For caregivers, the change of seasons is a good time to reevaluate goals and timelines. Being a caregiver is made up of many tasks that need to be done for the patient—but you also have to make sure you and the rest of the family are taken care of as well.
Be sure to ask for help when needed to avoid burnout. As a caregiver, asking for assistance means you have a grasp of the situation and are being proactive with problem-solving. In fact, asking for help is actually a sign of strength as a caregiver.
When you ask for help, be sure to give tasks that are clear, fully explained and have an end. Sometimes overload can kick in, even with those volunteering to help the caregiver, but if they clearly understand the task, chances are they will be more able to complete it. And as you delegate, be sure to break down requests into doable tasks. Remember, taking on a lot of tasks can be overwhelming for others not experienced in caregiving.

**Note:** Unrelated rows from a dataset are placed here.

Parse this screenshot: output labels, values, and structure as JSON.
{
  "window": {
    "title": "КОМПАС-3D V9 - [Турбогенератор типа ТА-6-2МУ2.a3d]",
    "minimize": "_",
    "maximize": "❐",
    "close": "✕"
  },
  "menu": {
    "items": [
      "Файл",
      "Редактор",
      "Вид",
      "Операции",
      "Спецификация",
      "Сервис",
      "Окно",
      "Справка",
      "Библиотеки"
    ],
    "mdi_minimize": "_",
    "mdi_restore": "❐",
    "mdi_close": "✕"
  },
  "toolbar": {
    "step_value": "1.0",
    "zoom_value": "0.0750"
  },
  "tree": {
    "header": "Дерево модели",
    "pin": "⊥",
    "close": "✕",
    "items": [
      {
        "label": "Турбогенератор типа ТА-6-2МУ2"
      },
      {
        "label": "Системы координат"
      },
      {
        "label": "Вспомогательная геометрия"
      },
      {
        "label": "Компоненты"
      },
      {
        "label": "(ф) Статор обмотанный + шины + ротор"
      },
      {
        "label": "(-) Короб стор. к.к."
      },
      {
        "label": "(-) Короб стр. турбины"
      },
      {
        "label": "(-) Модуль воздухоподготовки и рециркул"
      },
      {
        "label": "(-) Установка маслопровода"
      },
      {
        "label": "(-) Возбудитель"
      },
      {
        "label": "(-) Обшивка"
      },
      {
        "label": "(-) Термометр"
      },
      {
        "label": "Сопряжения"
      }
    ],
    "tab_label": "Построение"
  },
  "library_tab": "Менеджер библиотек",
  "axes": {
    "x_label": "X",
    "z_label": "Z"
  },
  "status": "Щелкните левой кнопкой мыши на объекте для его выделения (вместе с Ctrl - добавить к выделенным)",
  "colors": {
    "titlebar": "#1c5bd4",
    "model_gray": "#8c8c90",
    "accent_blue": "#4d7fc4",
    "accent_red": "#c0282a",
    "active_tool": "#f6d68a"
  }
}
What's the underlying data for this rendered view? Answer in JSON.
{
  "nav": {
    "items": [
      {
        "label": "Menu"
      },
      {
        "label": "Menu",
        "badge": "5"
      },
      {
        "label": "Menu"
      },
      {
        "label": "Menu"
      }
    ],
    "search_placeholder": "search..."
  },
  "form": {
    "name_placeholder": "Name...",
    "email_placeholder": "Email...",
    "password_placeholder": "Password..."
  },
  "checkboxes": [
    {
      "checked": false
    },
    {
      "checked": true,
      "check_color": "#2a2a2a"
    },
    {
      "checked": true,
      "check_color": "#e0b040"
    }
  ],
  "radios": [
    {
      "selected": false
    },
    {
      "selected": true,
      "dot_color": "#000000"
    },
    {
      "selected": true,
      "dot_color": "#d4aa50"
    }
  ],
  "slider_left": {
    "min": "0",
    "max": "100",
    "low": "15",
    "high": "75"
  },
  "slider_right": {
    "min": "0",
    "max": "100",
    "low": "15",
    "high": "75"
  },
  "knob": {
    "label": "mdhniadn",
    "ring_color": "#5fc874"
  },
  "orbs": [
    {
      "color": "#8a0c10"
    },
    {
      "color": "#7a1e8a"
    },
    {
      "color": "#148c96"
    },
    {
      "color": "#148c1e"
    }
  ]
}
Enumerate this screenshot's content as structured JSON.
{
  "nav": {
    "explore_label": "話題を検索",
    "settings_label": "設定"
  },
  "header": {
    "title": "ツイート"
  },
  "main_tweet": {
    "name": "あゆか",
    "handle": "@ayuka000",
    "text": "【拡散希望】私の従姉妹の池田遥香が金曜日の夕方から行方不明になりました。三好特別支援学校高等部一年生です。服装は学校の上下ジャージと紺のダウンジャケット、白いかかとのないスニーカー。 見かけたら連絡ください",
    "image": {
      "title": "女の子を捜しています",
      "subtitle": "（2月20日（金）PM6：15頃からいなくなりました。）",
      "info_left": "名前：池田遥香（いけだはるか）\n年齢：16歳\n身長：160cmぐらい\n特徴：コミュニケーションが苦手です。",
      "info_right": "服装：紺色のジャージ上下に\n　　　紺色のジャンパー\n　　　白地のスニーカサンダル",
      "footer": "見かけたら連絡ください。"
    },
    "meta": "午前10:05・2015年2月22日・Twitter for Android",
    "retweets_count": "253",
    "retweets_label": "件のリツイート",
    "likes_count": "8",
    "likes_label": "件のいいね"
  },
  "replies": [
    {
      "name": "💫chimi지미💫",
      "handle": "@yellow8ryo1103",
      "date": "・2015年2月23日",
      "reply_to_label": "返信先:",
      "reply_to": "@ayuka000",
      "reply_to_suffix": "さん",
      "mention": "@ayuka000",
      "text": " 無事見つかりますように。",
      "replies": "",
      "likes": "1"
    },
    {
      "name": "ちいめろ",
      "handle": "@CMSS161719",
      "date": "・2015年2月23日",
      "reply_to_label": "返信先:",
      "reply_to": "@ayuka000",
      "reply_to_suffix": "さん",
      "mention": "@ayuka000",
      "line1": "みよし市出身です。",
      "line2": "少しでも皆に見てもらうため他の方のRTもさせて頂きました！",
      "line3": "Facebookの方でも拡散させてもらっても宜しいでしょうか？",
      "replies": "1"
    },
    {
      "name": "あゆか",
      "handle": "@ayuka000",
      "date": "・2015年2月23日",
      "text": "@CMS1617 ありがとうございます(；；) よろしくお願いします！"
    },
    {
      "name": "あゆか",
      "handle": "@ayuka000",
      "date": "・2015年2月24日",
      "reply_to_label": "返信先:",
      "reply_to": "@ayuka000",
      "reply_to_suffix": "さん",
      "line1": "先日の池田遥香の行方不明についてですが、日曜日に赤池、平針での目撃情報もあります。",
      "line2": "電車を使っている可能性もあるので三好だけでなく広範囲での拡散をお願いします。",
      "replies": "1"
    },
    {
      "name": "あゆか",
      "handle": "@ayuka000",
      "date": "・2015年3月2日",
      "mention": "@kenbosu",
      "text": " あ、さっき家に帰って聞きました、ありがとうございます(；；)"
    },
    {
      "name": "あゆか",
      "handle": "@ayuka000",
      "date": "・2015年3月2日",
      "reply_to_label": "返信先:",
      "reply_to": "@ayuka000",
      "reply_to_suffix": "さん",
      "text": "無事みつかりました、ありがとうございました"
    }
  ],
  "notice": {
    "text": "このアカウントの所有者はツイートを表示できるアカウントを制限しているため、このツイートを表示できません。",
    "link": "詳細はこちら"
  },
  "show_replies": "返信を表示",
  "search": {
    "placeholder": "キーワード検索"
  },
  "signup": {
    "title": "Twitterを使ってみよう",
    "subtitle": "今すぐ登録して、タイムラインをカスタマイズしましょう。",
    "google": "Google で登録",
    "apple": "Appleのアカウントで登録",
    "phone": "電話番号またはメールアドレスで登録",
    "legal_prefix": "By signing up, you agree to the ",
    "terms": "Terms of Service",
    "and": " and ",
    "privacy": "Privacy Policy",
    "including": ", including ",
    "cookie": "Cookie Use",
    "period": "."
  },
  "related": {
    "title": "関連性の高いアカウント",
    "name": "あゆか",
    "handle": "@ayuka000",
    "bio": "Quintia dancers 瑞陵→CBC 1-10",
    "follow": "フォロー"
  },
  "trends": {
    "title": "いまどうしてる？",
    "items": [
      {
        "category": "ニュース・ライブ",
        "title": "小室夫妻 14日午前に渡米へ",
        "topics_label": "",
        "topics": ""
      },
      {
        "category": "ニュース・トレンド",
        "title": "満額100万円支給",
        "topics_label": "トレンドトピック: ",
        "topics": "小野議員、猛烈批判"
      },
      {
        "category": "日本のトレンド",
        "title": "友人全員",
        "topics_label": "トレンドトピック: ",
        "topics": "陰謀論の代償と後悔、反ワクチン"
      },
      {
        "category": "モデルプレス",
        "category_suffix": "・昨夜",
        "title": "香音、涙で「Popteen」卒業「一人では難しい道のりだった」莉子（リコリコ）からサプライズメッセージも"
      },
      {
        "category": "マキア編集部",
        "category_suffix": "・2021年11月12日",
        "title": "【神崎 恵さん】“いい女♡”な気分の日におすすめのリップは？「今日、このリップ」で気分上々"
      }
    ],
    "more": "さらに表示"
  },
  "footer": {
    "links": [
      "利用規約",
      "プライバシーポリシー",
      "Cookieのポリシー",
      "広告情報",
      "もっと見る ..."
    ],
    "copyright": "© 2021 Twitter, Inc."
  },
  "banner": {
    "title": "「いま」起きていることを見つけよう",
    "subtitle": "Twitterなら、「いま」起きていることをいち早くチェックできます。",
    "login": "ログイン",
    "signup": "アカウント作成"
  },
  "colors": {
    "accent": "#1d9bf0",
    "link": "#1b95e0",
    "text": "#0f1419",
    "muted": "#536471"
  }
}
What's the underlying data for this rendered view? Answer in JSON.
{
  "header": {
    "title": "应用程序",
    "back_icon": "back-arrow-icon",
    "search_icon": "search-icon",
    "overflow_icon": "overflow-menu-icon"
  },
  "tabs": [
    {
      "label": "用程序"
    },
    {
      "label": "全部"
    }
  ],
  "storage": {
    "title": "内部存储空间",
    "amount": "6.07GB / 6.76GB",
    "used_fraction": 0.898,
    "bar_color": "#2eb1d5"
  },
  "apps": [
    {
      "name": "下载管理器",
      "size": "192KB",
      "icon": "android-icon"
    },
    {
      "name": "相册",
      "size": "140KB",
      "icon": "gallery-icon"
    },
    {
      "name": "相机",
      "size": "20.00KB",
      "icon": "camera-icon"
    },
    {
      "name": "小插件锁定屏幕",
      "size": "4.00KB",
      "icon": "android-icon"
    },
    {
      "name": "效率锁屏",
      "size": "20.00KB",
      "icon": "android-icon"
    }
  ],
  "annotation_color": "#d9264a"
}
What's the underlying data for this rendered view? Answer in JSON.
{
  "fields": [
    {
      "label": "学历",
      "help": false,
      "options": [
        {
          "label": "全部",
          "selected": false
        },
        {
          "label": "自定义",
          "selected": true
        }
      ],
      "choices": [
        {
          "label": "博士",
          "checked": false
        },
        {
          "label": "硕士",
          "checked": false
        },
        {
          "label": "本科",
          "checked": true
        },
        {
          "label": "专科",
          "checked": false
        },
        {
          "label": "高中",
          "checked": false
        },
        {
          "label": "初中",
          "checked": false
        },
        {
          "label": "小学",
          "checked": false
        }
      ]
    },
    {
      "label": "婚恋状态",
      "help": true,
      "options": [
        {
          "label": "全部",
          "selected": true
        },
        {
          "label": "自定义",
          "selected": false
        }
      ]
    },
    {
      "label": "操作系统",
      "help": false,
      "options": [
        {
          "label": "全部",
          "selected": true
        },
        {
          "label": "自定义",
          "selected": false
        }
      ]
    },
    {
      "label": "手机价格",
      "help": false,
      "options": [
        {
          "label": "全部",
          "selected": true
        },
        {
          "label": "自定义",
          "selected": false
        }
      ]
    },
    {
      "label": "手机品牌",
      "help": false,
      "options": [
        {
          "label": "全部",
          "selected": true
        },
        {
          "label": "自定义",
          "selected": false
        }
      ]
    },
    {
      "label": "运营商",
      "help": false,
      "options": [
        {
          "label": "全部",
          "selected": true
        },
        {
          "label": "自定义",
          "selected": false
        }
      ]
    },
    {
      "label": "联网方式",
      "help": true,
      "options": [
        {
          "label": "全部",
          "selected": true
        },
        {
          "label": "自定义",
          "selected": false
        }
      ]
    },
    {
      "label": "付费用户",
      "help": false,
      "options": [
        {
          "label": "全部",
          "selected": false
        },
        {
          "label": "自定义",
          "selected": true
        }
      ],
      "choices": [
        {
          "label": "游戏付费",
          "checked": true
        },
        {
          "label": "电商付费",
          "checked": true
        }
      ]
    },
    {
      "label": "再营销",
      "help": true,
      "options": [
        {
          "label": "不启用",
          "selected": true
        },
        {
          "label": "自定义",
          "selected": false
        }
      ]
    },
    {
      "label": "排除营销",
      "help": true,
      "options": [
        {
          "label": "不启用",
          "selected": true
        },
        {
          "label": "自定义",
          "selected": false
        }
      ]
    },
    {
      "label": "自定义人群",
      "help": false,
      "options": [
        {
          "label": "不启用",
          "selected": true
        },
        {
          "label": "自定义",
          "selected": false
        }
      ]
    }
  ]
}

It’s also important to make time for yourself. We all deserve time to do low key, non-stress activities that are good for us, and when you carve out this time for yourself, you will return to your tasks with renewed energy and a rested mind and spirit.
What’s a good response when someone says, “Call me if you need me”? Even though we caregivers are drowning in responsibility or are sometimes confused about what the next step ought to be, we often respond with “no thanks” when help is offered. Asking for and accepting help is a complex issue. Obviously, you first need to admit that having some help will make a real difference. Then you need to define what help you need. Which tasks or chores would be the easiest to ask others to do? Which tasks do you really want to do yourself? And which, if any, can you afford to pay others to do? If addressing these questions sounds like more work, know that it doesn’t have to be an overwhelming task but rather just a way to organize the thoughts and information you already have.
Recognize that caregiving, like any job, is made up of lots of individual tasks, not all of which hold the same importance. Some tasks take a few minutes; some may take many hours. Some tasks are easy; others require some skill and fortitude. The challenge is to know the difference.
This time of year, many of us will be sending our kids back to school. That can mean additional tasks to keep up with: picking up school supplies, getting the kids to and from school and activities, making lunches each day. Setting up carpools with other parents is a good way to free up time for yourself and those who need extra assistance. Sharing tasks can help free up some time to start on the other things you need to do as a caregiver.
Since September is Pain Awareness Month, accomplishing some advocacy work is also important, but this can be done in very simple ways. Talk to those around you about your loved one’s disease and challenges. Volunteer to speak to your child’s class or help a local school organize a project to raise awareness. If those in the community know the challenges you are facing, they will also be able to help more.
Don’t know where to start? Group your tasks into categories such as personal-care tasks for your loved one, transportation, household chores and school projects. You can group your tasks into just a few broad categories or many specific ones. There’s no right or wrong way when it comes to organizing; it’s all a matter of personal preference. And anytime you face an overwhelming challenge, write it down and decide with your caregiving team how it can be broken down into doable parts.
It’s also a good idea to type out your caregiving worries: Where will we find the money to pay for her medications? Who will care for her if I get sick? Where can I find a daycare facility that provides transportation? Seeing these issues in black and white helps diffuse some of the emotion associated with them. It also allows you to think more rationally about your concerns and understand how getting help with some tasks might lessen your stress. Share your lists with someone you trust before you reach out for help—perhaps a friend, therapist or clergy leader.
Through practice, get comfortable with the idea of talking about your need for assistance; you are likely to get some encouragement and good ideas in the process. Ask someone to help with one of the tasks on your list, or ask for guidance in resolving your most persistent worry. Start with something small, especially if you are looking for hands-on assistance or anything that requires someone doing you a favor. Don’t get discouraged if you get rejected at first. It sometimes takes perseverance.
Remember that the effort is worth it because the goal is better care for your loved one and yourself. Wishing each of you a productive, organized and fun-filled fall season!